=== WHAT YOU SHOULD DO ===
Would you please return every line from the listing that contains the word "Levantamiento"?

========================================================================

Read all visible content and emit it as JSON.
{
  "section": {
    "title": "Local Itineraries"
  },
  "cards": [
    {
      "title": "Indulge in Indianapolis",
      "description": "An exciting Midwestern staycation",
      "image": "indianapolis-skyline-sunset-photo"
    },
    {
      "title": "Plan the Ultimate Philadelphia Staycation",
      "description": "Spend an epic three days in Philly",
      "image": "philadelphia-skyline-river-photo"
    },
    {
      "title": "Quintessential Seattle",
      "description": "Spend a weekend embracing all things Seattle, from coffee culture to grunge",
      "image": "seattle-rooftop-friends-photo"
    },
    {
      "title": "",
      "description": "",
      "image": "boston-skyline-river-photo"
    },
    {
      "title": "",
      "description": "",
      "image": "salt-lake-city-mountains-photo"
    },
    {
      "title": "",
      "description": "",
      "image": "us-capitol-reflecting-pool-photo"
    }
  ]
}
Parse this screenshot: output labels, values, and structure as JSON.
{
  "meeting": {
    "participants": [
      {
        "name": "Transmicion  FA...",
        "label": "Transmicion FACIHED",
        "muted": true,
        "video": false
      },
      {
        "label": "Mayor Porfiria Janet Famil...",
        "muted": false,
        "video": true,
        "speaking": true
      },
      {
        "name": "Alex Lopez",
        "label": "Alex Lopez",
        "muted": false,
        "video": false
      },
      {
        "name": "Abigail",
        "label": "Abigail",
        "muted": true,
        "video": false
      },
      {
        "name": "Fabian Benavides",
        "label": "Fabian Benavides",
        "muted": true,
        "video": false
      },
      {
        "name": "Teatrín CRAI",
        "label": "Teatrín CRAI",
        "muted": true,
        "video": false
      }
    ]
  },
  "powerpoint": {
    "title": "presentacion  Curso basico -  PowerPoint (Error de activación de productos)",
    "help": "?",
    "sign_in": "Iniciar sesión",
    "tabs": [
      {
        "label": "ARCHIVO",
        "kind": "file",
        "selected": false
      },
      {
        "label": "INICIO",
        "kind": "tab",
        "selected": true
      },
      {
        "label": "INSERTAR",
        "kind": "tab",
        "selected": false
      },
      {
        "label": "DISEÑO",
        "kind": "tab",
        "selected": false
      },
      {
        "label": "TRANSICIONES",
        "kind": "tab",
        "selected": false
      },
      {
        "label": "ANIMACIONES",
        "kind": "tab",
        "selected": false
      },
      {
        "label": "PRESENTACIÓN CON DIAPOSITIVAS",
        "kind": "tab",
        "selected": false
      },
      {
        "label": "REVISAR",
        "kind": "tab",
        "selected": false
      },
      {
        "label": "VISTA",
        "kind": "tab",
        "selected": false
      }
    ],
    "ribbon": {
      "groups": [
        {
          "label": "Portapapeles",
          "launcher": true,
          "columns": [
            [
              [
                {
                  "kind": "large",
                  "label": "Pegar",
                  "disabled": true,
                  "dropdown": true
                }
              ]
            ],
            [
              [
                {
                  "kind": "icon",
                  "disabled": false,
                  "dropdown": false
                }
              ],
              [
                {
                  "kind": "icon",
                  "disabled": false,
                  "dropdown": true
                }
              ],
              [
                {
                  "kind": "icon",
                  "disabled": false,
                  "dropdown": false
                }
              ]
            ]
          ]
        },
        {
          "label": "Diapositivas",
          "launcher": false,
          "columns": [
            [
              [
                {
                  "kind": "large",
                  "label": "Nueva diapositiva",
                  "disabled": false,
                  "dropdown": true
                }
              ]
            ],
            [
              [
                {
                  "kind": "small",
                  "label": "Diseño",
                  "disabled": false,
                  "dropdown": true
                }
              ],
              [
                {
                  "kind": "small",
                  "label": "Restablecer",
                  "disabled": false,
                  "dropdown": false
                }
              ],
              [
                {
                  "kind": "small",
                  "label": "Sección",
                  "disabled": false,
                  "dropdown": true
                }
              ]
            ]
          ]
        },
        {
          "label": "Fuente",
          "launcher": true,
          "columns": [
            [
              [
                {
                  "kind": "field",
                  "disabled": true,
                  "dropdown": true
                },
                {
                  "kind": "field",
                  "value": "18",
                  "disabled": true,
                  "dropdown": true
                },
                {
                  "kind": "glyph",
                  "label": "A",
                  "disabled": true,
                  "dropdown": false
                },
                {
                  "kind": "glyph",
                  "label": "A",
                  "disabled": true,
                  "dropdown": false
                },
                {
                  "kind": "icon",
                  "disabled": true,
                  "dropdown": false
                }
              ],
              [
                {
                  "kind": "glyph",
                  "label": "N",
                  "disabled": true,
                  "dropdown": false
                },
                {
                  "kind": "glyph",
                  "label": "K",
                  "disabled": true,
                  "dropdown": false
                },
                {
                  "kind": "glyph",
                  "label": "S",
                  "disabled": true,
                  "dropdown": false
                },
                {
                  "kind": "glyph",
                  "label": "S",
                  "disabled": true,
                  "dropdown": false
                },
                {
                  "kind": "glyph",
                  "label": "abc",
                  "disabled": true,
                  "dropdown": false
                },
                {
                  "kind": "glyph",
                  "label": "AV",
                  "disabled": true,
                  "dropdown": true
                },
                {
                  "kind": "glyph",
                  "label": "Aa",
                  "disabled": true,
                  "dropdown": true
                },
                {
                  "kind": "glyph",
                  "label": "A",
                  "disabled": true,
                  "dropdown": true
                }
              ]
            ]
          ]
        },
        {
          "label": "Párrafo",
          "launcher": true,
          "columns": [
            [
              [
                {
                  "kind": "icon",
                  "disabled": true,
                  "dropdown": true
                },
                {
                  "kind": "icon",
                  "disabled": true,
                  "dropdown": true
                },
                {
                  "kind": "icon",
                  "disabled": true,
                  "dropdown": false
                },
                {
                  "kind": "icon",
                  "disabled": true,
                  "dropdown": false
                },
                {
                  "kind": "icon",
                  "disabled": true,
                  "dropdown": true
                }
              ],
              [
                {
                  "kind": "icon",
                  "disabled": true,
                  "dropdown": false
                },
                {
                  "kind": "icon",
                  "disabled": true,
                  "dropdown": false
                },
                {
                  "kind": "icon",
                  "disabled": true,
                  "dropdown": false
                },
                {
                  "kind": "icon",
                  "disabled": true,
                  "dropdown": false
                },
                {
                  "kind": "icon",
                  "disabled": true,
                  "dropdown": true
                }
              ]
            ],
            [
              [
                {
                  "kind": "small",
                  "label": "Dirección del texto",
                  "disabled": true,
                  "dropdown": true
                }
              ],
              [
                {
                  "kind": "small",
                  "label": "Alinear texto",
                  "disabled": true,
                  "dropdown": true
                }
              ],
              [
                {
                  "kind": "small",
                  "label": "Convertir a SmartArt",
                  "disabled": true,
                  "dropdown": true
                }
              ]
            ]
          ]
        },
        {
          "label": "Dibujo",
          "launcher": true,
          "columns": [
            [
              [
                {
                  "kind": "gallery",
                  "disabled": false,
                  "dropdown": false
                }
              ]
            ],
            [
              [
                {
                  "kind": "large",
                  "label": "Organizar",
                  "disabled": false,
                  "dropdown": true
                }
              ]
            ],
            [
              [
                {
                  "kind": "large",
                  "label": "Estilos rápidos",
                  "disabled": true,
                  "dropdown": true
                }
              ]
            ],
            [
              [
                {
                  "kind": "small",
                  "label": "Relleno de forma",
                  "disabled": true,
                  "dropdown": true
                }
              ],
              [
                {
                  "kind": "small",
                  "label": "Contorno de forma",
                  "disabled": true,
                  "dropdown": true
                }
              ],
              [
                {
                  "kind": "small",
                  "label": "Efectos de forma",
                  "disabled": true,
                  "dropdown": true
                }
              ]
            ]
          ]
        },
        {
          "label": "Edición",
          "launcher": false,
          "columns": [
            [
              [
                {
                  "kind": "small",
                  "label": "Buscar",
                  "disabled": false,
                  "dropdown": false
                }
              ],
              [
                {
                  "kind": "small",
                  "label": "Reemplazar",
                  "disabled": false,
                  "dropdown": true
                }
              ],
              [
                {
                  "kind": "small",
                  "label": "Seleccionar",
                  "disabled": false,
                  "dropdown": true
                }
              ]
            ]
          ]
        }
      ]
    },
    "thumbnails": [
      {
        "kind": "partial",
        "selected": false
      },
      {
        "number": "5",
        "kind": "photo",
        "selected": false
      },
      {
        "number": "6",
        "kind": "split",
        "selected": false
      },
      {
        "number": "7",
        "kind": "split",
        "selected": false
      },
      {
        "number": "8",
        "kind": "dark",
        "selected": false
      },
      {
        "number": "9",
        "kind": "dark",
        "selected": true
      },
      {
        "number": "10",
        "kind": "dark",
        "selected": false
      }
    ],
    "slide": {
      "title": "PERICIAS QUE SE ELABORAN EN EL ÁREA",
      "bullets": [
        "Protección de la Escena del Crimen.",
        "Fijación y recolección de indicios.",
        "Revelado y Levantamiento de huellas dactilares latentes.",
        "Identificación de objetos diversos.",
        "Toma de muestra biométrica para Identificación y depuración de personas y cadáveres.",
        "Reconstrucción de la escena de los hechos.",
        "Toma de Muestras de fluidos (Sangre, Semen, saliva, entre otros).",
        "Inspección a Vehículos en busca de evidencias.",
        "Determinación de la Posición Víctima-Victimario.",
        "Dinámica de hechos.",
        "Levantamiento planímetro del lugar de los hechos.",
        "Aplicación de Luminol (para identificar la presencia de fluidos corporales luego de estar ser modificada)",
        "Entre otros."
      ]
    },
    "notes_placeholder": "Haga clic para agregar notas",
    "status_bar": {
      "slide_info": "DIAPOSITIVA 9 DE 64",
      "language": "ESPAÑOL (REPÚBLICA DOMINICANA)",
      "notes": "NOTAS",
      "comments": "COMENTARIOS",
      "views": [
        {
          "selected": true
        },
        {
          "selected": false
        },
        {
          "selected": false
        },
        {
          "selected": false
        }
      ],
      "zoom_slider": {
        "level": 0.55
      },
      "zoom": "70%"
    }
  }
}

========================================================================

=== EXERCISE ANSWER ===
        "Revelado y Levantamiento de huellas dactilares latentes.",
        "Levantamiento planímetro del lugar de los hechos.",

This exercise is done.